The Covid-pandemic has demonstrated that we need to be ready for rapidly spreading threats, like a new biohazard, but also pollutants, or toxins. This is especially important for the front-line workers exposed to the threat, like doctors and nurses, and other first responders. In a paper published in Nature Reviews Chemistry, ICC researchers review the development of special active coatings for fabrics and exposed surfaces, that can help to disable the threat. They find that metal and metal-oxide-based catalysts can be used to deactivate pathogens, and metal organic frameworks in textiles can possibly degrade chemical warfare agents. The active fabrics developed can hopefully make frontline response a little safer. First author Christia Jabbour is a PhD student at ICC.

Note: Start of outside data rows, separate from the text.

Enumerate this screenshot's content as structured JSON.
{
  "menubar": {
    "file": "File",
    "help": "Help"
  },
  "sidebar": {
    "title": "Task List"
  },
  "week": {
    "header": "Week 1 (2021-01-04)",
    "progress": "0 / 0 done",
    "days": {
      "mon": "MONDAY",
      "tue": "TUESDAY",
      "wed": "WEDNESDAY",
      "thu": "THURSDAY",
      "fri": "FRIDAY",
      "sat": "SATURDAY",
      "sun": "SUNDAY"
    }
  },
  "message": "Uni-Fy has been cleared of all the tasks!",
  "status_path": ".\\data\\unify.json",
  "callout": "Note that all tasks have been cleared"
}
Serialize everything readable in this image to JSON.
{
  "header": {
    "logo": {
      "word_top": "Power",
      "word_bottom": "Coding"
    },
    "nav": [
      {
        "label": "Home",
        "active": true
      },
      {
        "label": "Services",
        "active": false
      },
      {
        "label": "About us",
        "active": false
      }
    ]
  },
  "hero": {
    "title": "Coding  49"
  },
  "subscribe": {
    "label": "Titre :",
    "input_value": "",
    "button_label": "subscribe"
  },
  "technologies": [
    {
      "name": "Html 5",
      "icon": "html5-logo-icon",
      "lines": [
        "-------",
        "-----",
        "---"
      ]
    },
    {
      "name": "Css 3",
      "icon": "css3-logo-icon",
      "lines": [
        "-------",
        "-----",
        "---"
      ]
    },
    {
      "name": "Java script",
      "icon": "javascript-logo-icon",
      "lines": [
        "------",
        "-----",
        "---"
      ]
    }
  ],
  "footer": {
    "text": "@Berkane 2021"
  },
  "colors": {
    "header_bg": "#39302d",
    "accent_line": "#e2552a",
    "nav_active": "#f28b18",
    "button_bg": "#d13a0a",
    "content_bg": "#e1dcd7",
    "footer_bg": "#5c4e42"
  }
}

The paper: Chemical targets to deactivate biological and chemical toxins using surfaces and fabrics, by Christia Jabbour, Luke Parker, Eline Hutter and Bert Weckhuysen, Nature Reviews Chemistry (2021), https://www.nature.com/articles/s41570-021-00275-4